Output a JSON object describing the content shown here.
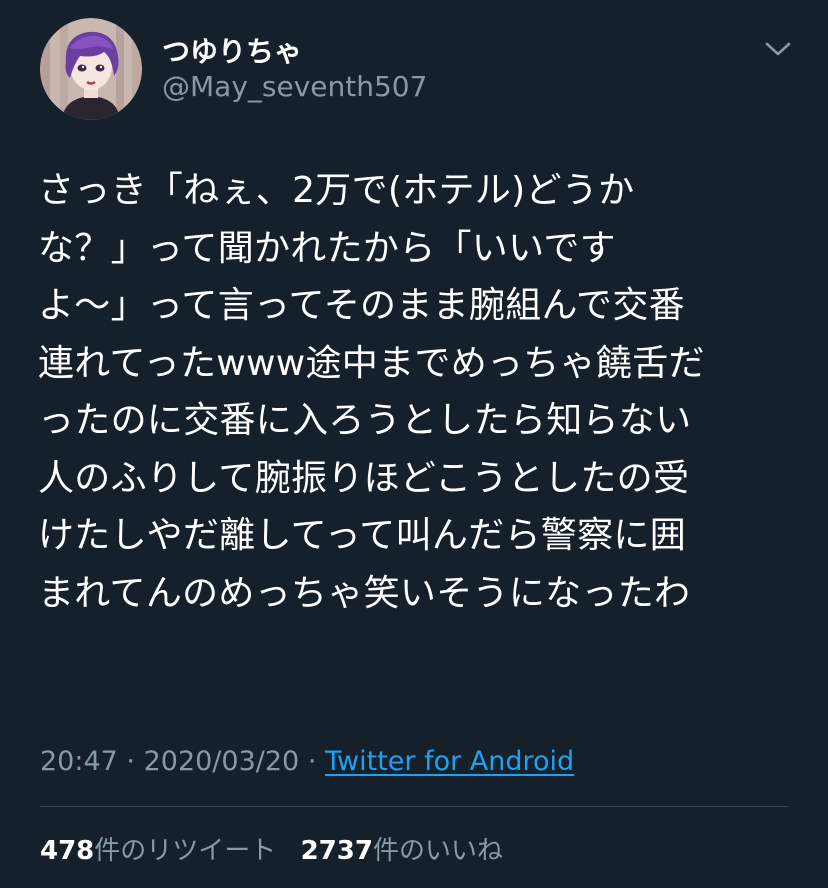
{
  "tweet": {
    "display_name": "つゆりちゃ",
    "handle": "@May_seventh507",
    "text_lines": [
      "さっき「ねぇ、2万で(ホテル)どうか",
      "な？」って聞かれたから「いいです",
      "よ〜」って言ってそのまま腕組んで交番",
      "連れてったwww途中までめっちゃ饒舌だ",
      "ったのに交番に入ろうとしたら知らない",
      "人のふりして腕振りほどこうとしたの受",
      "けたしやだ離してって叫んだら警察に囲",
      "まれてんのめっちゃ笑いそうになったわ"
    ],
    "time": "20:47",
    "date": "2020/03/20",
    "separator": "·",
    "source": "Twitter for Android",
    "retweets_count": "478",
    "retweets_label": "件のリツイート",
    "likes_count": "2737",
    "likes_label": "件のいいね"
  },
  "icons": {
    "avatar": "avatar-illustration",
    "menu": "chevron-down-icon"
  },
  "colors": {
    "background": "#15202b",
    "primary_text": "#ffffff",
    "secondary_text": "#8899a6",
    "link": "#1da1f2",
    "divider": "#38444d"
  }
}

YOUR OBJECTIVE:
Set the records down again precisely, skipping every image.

WRITTEN SOLUTION:
Output a JSON object describing the content shown here.
{
  "tweet": {
    "display_name": "つゆりちゃ",
    "handle": "@May_seventh507",
    "text_lines": [
      "さっき「ねぇ、2万で(ホテル)どうか",
      "な？」って聞かれたから「いいです",
      "よ〜」って言ってそのまま腕組んで交番",
      "連れてったwww途中までめっちゃ饒舌だ",
      "ったのに交番に入ろうとしたら知らない",
      "人のふりして腕振りほどこうとしたの受",
      "けたしやだ離してって叫んだら警察に囲",
      "まれてんのめっちゃ笑いそうになったわ"
    ],
    "time": "20:47",
    "date": "2020/03/20",
    "separator": "·",
    "source": "Twitter for Android",
    "retweets_count": "478",
    "retweets_label": "件のリツイート",
    "likes_count": "2737",
    "likes_label": "件のいいね"
  },
  "icons": {
    "avatar": "avatar-illustration",
    "menu": "chevron-down-icon"
  },
  "colors": {
    "background": "#15202b",
    "primary_text": "#ffffff",
    "secondary_text": "#8899a6",
    "link": "#1da1f2",
    "divider": "#38444d"
  }
}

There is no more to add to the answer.